The same may be true for the entire digital ad industry. A fantastic deep dive into the ad world by The Correspondent illustrated that despite the assumptions of many marketers, there’s a great deal that’s unknown about the efficacy of digital ads.
“When these experiments showed that ads were utterly pointless, advertisers were not bothered in the slightest. They charged gaily ahead, buying ad after ad,” the article said. “Even when they knew, or could have known, that their ad campaigns were not very profitable, it had no impact on how they behaved.” Hundreds of billions of dollars are spent globally in the industry, but as the report concluded, “Is online advertising working? We simply don’t know.”
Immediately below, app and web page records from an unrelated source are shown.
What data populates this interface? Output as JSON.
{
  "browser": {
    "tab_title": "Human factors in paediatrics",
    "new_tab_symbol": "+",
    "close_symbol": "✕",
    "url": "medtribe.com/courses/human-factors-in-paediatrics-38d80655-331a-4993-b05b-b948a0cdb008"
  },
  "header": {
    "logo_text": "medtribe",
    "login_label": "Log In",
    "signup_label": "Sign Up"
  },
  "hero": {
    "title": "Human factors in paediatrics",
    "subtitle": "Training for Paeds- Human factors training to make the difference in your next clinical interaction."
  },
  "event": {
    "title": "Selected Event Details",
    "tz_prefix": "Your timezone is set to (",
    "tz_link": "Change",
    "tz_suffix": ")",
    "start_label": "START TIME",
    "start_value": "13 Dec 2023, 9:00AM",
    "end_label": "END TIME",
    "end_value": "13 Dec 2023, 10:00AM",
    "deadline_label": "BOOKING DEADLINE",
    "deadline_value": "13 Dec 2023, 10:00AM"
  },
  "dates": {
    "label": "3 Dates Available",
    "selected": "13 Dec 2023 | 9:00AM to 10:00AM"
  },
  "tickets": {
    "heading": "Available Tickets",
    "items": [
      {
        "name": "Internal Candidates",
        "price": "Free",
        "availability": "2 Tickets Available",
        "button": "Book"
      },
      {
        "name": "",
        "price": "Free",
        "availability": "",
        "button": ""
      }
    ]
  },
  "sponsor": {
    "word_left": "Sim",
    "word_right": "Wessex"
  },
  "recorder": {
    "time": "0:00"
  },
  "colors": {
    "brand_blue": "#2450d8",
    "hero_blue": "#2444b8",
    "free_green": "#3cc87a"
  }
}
The above examples all represent a different, equally troubling brand of dystopia — one full of false positives, confusion and waste. In these examples the technology is no less invasive. Your face is still scanned in public, your online information is still leveraged against you to manipulate your behavior and your financial data is collected to compile a score that may determine if you can own a home or a car. Your privacy is still invaded, only now you’re left to wonder if the insights were accurate.
As lawmakers ponder facial recognition bans and comprehensive privacy laws, they’d do well to consider this fundamental question: Setting aside even the ethical concerns, are the technologies that are slowly eroding our ability to live a private life actually delivering on their promises? Companies like NEC and others argue that outright bans on technology like facial recognition “stifle innovation.” Though I’m personally not convinced, there may be kernels of truth to that. But before giving these companies the benefit of the doubt, we should look deeper at the so-called innovation to see what we’re really gaining as a result of our larger privacy sacrifice.
Right now, the trade-off doesn’t look so great. Perhaps the only thing worse than living in a perfect surveillance state is living in a deeply flawed one.
What I’m Reading: